**YOUR OBJECTIVE:** Word for word, reproduce all entries below, leaving every picture out.

**EXCERPTED RECORDS:**
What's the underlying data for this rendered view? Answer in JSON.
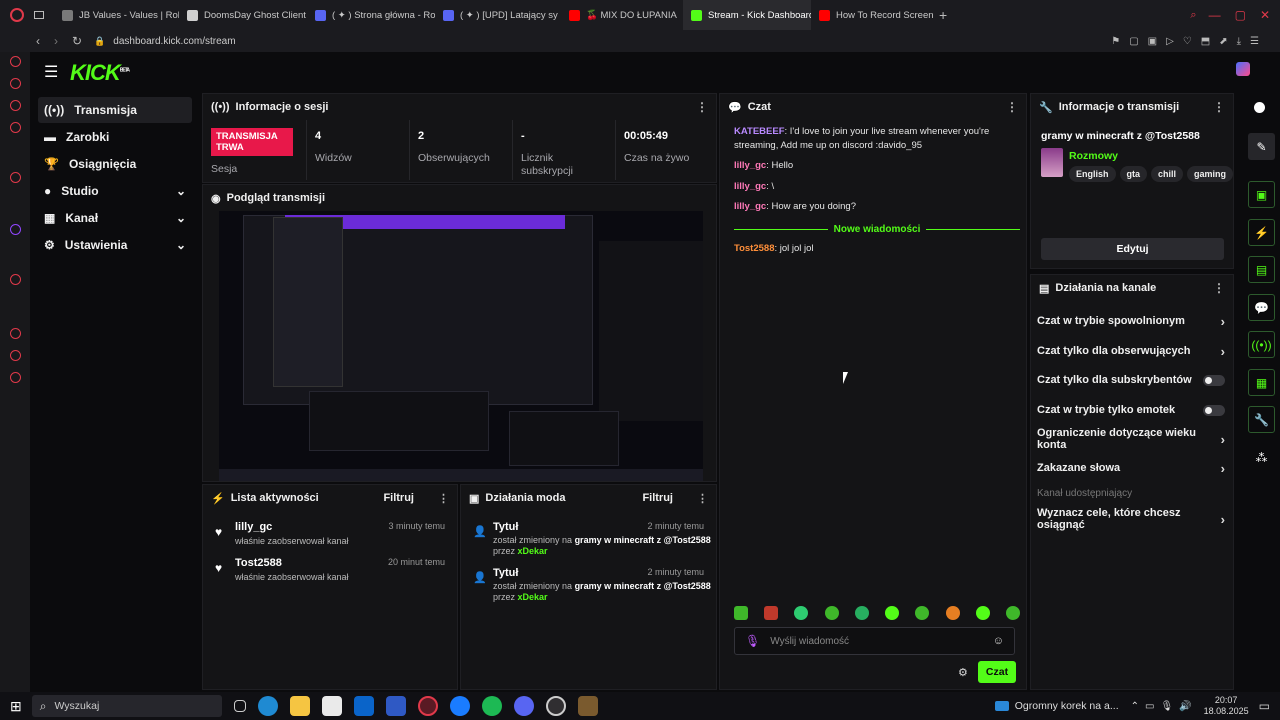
{
  "browser": {
    "tabs": [
      {
        "label": "JB Values - Values | Robl",
        "color": "#7a7a7a"
      },
      {
        "label": "DoomsDay Ghost Client",
        "color": "#cfcfcf"
      },
      {
        "label": "( ✦ ) Strona główna - Rob",
        "color": "#5865f2"
      },
      {
        "label": "( ✦ ) [UPD] Latający sy",
        "color": "#5865f2"
      },
      {
        "label": "🍒 MIX DO ŁUPANIA",
        "color": "#ff0000"
      },
      {
        "label": "Stream - Kick Dashboard",
        "color": "#53fc18"
      },
      {
        "label": "How To Record Screen W",
        "color": "#ff0000"
      }
    ],
    "url": "dashboard.kick.com/stream"
  },
  "app": {
    "logo": "KICK",
    "logo_sup": "BETA"
  },
  "sidebar": {
    "items": [
      {
        "label": "Transmisja"
      },
      {
        "label": "Zarobki"
      },
      {
        "label": "Osiągnięcia"
      },
      {
        "label": "Studio"
      },
      {
        "label": "Kanał"
      },
      {
        "label": "Ustawienia"
      }
    ]
  },
  "session": {
    "title": "Informacje o sesji",
    "live_badge": "TRANSMISJA TRWA",
    "session_label": "Sesja",
    "stats": [
      {
        "value": "4",
        "label": "Widzów"
      },
      {
        "value": "2",
        "label": "Obserwujących"
      },
      {
        "value": "-",
        "label": "Licznik subskrypcji"
      },
      {
        "value": "00:05:49",
        "label": "Czas na żywo"
      }
    ]
  },
  "preview": {
    "title": "Podgląd transmisji"
  },
  "activity": {
    "title": "Lista aktywności",
    "filter": "Filtruj",
    "items": [
      {
        "name": "lilly_gc",
        "desc": "właśnie zaobserwował kanał",
        "time": "3 minuty temu"
      },
      {
        "name": "Tost2588",
        "desc": "właśnie zaobserwował kanał",
        "time": "20 minut temu"
      }
    ]
  },
  "modactions": {
    "title": "Działania moda",
    "filter": "Filtruj",
    "items": [
      {
        "title": "Tytuł",
        "line1": "został zmieniony na",
        "value": "gramy w minecraft z @Tost2588",
        "by": "przez",
        "mod": "xDekar",
        "time": "2 minuty temu"
      },
      {
        "title": "Tytuł",
        "line1": "został zmieniony na",
        "value": "gramy w minecraft z @Tost2588",
        "by": "przez",
        "mod": "xDekar",
        "time": "2 minuty temu"
      }
    ]
  },
  "chat": {
    "title": "Czat",
    "messages": [
      {
        "user": "KATEBEEF",
        "text": "I'd love to join your live stream whenever you're streaming, Add me up on discord :davido_95"
      },
      {
        "user": "lilly_gc",
        "text": "Hello"
      },
      {
        "user": "lilly_gc",
        "text": "\\"
      },
      {
        "user": "lilly_gc",
        "text": "How are you doing?"
      }
    ],
    "new_messages": "Nowe wiadomości",
    "last": {
      "user": "Tost2588",
      "text": "jol jol jol"
    },
    "input_placeholder": "Wyślij wiadomość",
    "send": "Czat"
  },
  "streaminfo": {
    "title": "Informacje o transmisji",
    "stream_title": "gramy w minecraft z @Tost2588",
    "category": "Rozmowy",
    "tags": [
      "English",
      "gta",
      "chill",
      "gaming"
    ],
    "edit": "Edytuj"
  },
  "channelops": {
    "title": "Działania na kanale",
    "items": [
      {
        "label": "Czat w trybie spowolnionym",
        "kind": "chevron"
      },
      {
        "label": "Czat tylko dla obserwujących",
        "kind": "chevron"
      },
      {
        "label": "Czat tylko dla subskrybentów",
        "kind": "toggle"
      },
      {
        "label": "Czat w trybie tylko emotek",
        "kind": "toggle"
      },
      {
        "label": "Ograniczenie dotyczące wieku konta",
        "kind": "chevron"
      },
      {
        "label": "Zakazane słowa",
        "kind": "chevron"
      }
    ],
    "section": "Kanał udostępniający",
    "goals": "Wyznacz cele, które chcesz osiągnąć"
  },
  "taskbar": {
    "search": "Wyszukaj",
    "news": "Ogromny korek na a...",
    "time": "20:07",
    "date": "18.08.2025"
  }
}
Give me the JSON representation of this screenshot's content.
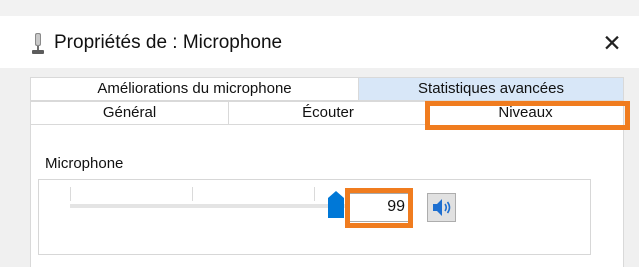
{
  "window": {
    "title": "Propriétés de : Microphone",
    "close_glyph": "✕"
  },
  "tabs": {
    "back_row": [
      {
        "label": "Améliorations du microphone",
        "selected": false
      },
      {
        "label": "Statistiques avancées",
        "selected": false
      }
    ],
    "front_row": [
      {
        "label": "Général",
        "selected": false
      },
      {
        "label": "Écouter",
        "selected": false
      },
      {
        "label": "Niveaux",
        "selected": true
      }
    ]
  },
  "levels": {
    "group_label": "Microphone",
    "slider_level_percent": 99,
    "value": "99",
    "speaker_icon": "speaker-icon"
  },
  "colors": {
    "highlight": "#f07c1f",
    "selected_tab_back": "#d8e7f8",
    "accent_blue": "#0078d7"
  }
}
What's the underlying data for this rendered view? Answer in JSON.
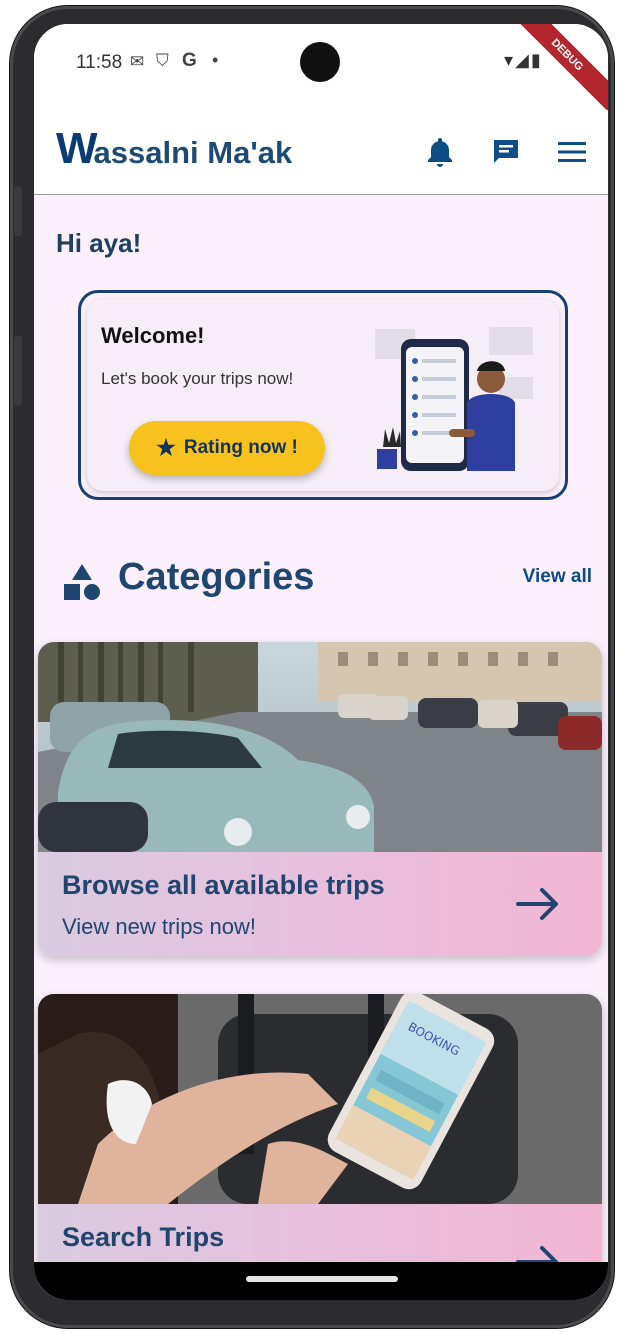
{
  "status": {
    "time": "11:58",
    "left_icons": [
      "mail-icon",
      "shield-icon",
      "google-icon",
      "dot-icon"
    ],
    "right_icons": [
      "wifi-icon",
      "signal-icon",
      "battery-icon"
    ],
    "debug_banner": "DEBUG"
  },
  "appbar": {
    "logo_letter": "W",
    "logo_text": "assalni Ma'ak",
    "icons": [
      "bell-icon",
      "chat-icon",
      "menu-icon"
    ]
  },
  "greeting": "Hi aya!",
  "welcome_card": {
    "title": "Welcome!",
    "subtitle": "Let's book your trips now!",
    "button_label": "Rating now !",
    "button_icon": "star-icon"
  },
  "categories": {
    "title": "Categories",
    "view_all": "View all",
    "icon": "shapes-icon"
  },
  "cards": [
    {
      "title": "Browse all available trips",
      "subtitle": "View new trips now!",
      "image": "vintage-cars-street-photo"
    },
    {
      "title": "Search Trips",
      "subtitle": "",
      "image": "phone-booking-app-photo"
    }
  ],
  "colors": {
    "primary": "#1f4670",
    "accent_yellow": "#f7c21d",
    "background": "#fbf0fb",
    "band_start": "#d9cbe0",
    "band_end": "#f2b6d2"
  }
}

**COMPLETED TASK:**
What's the underlying data for this rendered view? Answer in JSON.
{
  "browser": {
    "tabs": [
      {
        "label": "JB Values - Values | Robl",
        "color": "#7a7a7a"
      },
      {
        "label": "DoomsDay Ghost Client",
        "color": "#cfcfcf"
      },
      {
        "label": "( ✦ ) Strona główna - Rob",
        "color": "#5865f2"
      },
      {
        "label": "( ✦ ) [UPD] Latający sy",
        "color": "#5865f2"
      },
      {
        "label": "🍒 MIX DO ŁUPANIA",
        "color": "#ff0000"
      },
      {
        "label": "Stream - Kick Dashboard",
        "color": "#53fc18"
      },
      {
        "label": "How To Record Screen W",
        "color": "#ff0000"
      }
    ],
    "url": "dashboard.kick.com/stream"
  },
  "app": {
    "logo": "KICK",
    "logo_sup": "BETA"
  },
  "sidebar": {
    "items": [
      {
        "label": "Transmisja"
      },
      {
        "label": "Zarobki"
      },
      {
        "label": "Osiągnięcia"
      },
      {
        "label": "Studio"
      },
      {
        "label": "Kanał"
      },
      {
        "label": "Ustawienia"
      }
    ]
  },
  "session": {
    "title": "Informacje o sesji",
    "live_badge": "TRANSMISJA TRWA",
    "session_label": "Sesja",
    "stats": [
      {
        "value": "4",
        "label": "Widzów"
      },
      {
        "value": "2",
        "label": "Obserwujących"
      },
      {
        "value": "-",
        "label": "Licznik subskrypcji"
      },
      {
        "value": "00:05:49",
        "label": "Czas na żywo"
      }
    ]
  },
  "preview": {
    "title": "Podgląd transmisji"
  },
  "activity": {
    "title": "Lista aktywności",
    "filter": "Filtruj",
    "items": [
      {
        "name": "lilly_gc",
        "desc": "właśnie zaobserwował kanał",
        "time": "3 minuty temu"
      },
      {
        "name": "Tost2588",
        "desc": "właśnie zaobserwował kanał",
        "time": "20 minut temu"
      }
    ]
  },
  "modactions": {
    "title": "Działania moda",
    "filter": "Filtruj",
    "items": [
      {
        "title": "Tytuł",
        "line1": "został zmieniony na",
        "value": "gramy w minecraft z @Tost2588",
        "by": "przez",
        "mod": "xDekar",
        "time": "2 minuty temu"
      },
      {
        "title": "Tytuł",
        "line1": "został zmieniony na",
        "value": "gramy w minecraft z @Tost2588",
        "by": "przez",
        "mod": "xDekar",
        "time": "2 minuty temu"
      }
    ]
  },
  "chat": {
    "title": "Czat",
    "messages": [
      {
        "user": "KATEBEEF",
        "text": "I'd love to join your live stream whenever you're streaming, Add me up on discord :davido_95"
      },
      {
        "user": "lilly_gc",
        "text": "Hello"
      },
      {
        "user": "lilly_gc",
        "text": "\\"
      },
      {
        "user": "lilly_gc",
        "text": "How are you doing?"
      }
    ],
    "new_messages": "Nowe wiadomości",
    "last": {
      "user": "Tost2588",
      "text": "jol jol jol"
    },
    "input_placeholder": "Wyślij wiadomość",
    "send": "Czat"
  },
  "streaminfo": {
    "title": "Informacje o transmisji",
    "stream_title": "gramy w minecraft z @Tost2588",
    "category": "Rozmowy",
    "tags": [
      "English",
      "gta",
      "chill",
      "gaming"
    ],
    "edit": "Edytuj"
  },
  "channelops": {
    "title": "Działania na kanale",
    "items": [
      {
        "label": "Czat w trybie spowolnionym",
        "kind": "chevron"
      },
      {
        "label": "Czat tylko dla obserwujących",
        "kind": "chevron"
      },
      {
        "label": "Czat tylko dla subskrybentów",
        "kind": "toggle"
      },
      {
        "label": "Czat w trybie tylko emotek",
        "kind": "toggle"
      },
      {
        "label": "Ograniczenie dotyczące wieku konta",
        "kind": "chevron"
      },
      {
        "label": "Zakazane słowa",
        "kind": "chevron"
      }
    ],
    "section": "Kanał udostępniający",
    "goals": "Wyznacz cele, które chcesz osiągnąć"
  },
  "taskbar": {
    "search": "Wyszukaj",
    "news": "Ogromny korek na a...",
    "time": "20:07",
    "date": "18.08.2025"
  }
}
Give me the JSON representation of this screenshot's content.
{
  "window": {
    "title": "Propriétés de : Microphone",
    "close_glyph": "✕"
  },
  "tabs": {
    "back_row": [
      {
        "label": "Améliorations du microphone",
        "selected": false
      },
      {
        "label": "Statistiques avancées",
        "selected": false
      }
    ],
    "front_row": [
      {
        "label": "Général",
        "selected": false
      },
      {
        "label": "Écouter",
        "selected": false
      },
      {
        "label": "Niveaux",
        "selected": true
      }
    ]
  },
  "levels": {
    "group_label": "Microphone",
    "slider_level_percent": 99,
    "value": "99",
    "speaker_icon": "speaker-icon"
  },
  "colors": {
    "highlight": "#f07c1f",
    "selected_tab_back": "#d8e7f8",
    "accent_blue": "#0078d7"
  }
}
What's the underlying data for this rendered view? Answer in JSON.
{
  "status": {
    "time": "11:58",
    "left_icons": [
      "mail-icon",
      "shield-icon",
      "google-icon",
      "dot-icon"
    ],
    "right_icons": [
      "wifi-icon",
      "signal-icon",
      "battery-icon"
    ],
    "debug_banner": "DEBUG"
  },
  "appbar": {
    "logo_letter": "W",
    "logo_text": "assalni Ma'ak",
    "icons": [
      "bell-icon",
      "chat-icon",
      "menu-icon"
    ]
  },
  "greeting": "Hi aya!",
  "welcome_card": {
    "title": "Welcome!",
    "subtitle": "Let's book your trips now!",
    "button_label": "Rating now !",
    "button_icon": "star-icon"
  },
  "categories": {
    "title": "Categories",
    "view_all": "View all",
    "icon": "shapes-icon"
  },
  "cards": [
    {
      "title": "Browse all available trips",
      "subtitle": "View new trips now!",
      "image": "vintage-cars-street-photo"
    },
    {
      "title": "Search Trips",
      "subtitle": "",
      "image": "phone-booking-app-photo"
    }
  ],
  "colors": {
    "primary": "#1f4670",
    "accent_yellow": "#f7c21d",
    "background": "#fbf0fb",
    "band_start": "#d9cbe0",
    "band_end": "#f2b6d2"
  }
}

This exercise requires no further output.